Bernie Sanders outlined the future goals of his campaign, including defeating Donald Trump and transforming the Democratic Party, in an official message streamed on his website.

WASHINGTON — Sen. Bernie Sanders told his supporters Thursday night in a live, online video address that their next major political task is to help make sure presumptive GOP presidential nominee Donald Trump “is defeated and defeated badly” in November.

The Vermont senator, speaking from his hometown of Burlington, Vt., didn’t suspend his presidential campaign or endorse Hillary Clinton during the 30-minute address, even though Clinton has secured enough delegates to clinch the Democratic nomination and the primary season has ended. But Sanders said he will begin making his own contribution “in a very short time” to the effort to defeat Trump.

“We cannot have a president who insults Mexicans and Latinos, Muslims, women and African-Americans,” he said. “We cannot have a president who, in the midst of so much income and wealth inequality, wants to give hundreds of billions of dollars in tax breaks to the very rich. We cannot have a president who, despite all of the scientific evidence, believes that climate change is a hoax.”

But Sanders also said that defeating Trump can’t be the only goal and that the “political revolution” he has called for throughout his presidential campaign “must continue into the future.” He said he looks forward to continued discussions between his campaign and Clinton’s in the coming weeks to make certain the Democratic Party passes the “most progressive platform in its history” at its convention in July in Philadelphia.

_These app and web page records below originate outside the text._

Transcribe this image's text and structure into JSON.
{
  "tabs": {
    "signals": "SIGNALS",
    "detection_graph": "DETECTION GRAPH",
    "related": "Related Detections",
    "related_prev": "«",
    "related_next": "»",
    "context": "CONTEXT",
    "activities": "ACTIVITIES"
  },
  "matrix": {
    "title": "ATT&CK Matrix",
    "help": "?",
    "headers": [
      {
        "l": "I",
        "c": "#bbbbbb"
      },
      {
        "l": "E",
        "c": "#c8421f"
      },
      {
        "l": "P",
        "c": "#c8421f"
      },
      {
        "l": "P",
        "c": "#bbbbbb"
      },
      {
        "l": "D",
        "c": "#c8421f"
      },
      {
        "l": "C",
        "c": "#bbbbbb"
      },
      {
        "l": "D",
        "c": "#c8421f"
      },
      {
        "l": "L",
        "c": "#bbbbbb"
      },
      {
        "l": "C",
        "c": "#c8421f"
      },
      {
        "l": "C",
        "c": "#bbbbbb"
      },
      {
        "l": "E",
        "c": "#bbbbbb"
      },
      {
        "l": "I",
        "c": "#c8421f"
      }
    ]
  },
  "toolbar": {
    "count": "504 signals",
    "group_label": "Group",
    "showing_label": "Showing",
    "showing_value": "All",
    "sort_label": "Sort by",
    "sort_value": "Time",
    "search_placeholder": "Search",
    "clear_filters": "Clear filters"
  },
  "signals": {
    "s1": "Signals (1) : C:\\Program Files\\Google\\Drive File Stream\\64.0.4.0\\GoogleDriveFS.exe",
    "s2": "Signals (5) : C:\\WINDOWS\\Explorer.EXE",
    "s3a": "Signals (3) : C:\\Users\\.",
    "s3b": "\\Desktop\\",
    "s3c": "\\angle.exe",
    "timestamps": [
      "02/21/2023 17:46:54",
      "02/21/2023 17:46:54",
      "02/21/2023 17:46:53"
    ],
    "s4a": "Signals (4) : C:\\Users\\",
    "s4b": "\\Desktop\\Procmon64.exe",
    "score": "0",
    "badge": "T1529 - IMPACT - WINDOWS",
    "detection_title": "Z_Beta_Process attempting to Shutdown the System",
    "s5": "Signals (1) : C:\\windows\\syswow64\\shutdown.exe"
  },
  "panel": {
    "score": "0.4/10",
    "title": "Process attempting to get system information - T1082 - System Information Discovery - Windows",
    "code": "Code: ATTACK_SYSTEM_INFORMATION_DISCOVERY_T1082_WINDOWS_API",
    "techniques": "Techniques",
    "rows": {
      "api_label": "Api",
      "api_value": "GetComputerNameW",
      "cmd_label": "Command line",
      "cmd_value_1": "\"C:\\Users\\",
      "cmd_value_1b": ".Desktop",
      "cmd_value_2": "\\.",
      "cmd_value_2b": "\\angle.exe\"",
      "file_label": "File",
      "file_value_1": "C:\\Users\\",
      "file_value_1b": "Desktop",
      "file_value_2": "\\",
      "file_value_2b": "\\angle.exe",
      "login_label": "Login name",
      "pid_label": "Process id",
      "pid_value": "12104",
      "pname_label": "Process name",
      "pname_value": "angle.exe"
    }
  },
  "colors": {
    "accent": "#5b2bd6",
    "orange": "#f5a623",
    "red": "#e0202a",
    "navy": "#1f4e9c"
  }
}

“It is no secret that Secretary Clinton and I have strong disagreements on some very important issues,” said Sanders, who met with Clinton on Tuesday, hours after the District of Columbia held the nation’s final 2016 primary. “It is also true that our views are quite close on others.”

Sanders said he also looks forward to working with Clinton to “transform the Democratic Party” to make it a party for working people and young people that “has the guts” to take on Wall Street, the pharmaceutical industry, the fossil fuel industry and other powerful special interests that dominate political and economic life.

Sanders listed a host of his priorities that he said the party must work to achieve, including a $15 federal minimum wage, breaking up the largest financial institutions, a ban on fracking, defeat of the Trans-Pacific Partnership trade deal, expanding Social Security, and, in the wake of last weekend’s mass shooting in Orlando, Fla., an assault weapons ban.

He said his call for a political revolution means that “at every level, we continue the fight to make our society a nation of economic, social, racial and environmental justice.”

Sanders also called for a 50-state strategy for the Democratic Party. He accused current party leaders of turning their backs on dozens of states and allowing right-wing politicians to win in some states with virtually no opposition. The party must recruit quality candidates In states Democrats have ignored, and provide them with resources, Sanders said.

“The Democratic Party needs leadership which is prepared to open its doors and welcome into its ranks working people and young people,” he said. “That is the energy that we need to transform the Democratic Party, take on the special interests and transform our country.”

He asked his supporters to visit his website at berniesanders.com/win to learn about running for office.

“We need a new generation of people actively involved in public service who are prepared to provide the quality of life the American people deserve,” he said.

Though Sanders hasn’t conceded the Democratic nomination race, he hasn’t spoken of winning it since Clinton defeated him in California’s primary on June 7.

“We are going to take our campaign to the convention with the full understanding that we’re very good in arithmetic and we know who has received the most votes up to now,” Sanders said Sunday evening after meeting with his advisers.

On Tuesday, Sanders called for a “fundamental transformation” of the Democratic Party that would include new leadership at the Democratic National Committee, electoral reform and a progressive agenda focused on helping working people and the poor. He called for open primaries – in which independents could vote for Democratic candidates – and for doing away with superdelegates, the party leaders and elected officials who may vote for the candidate of their choice at the national convention.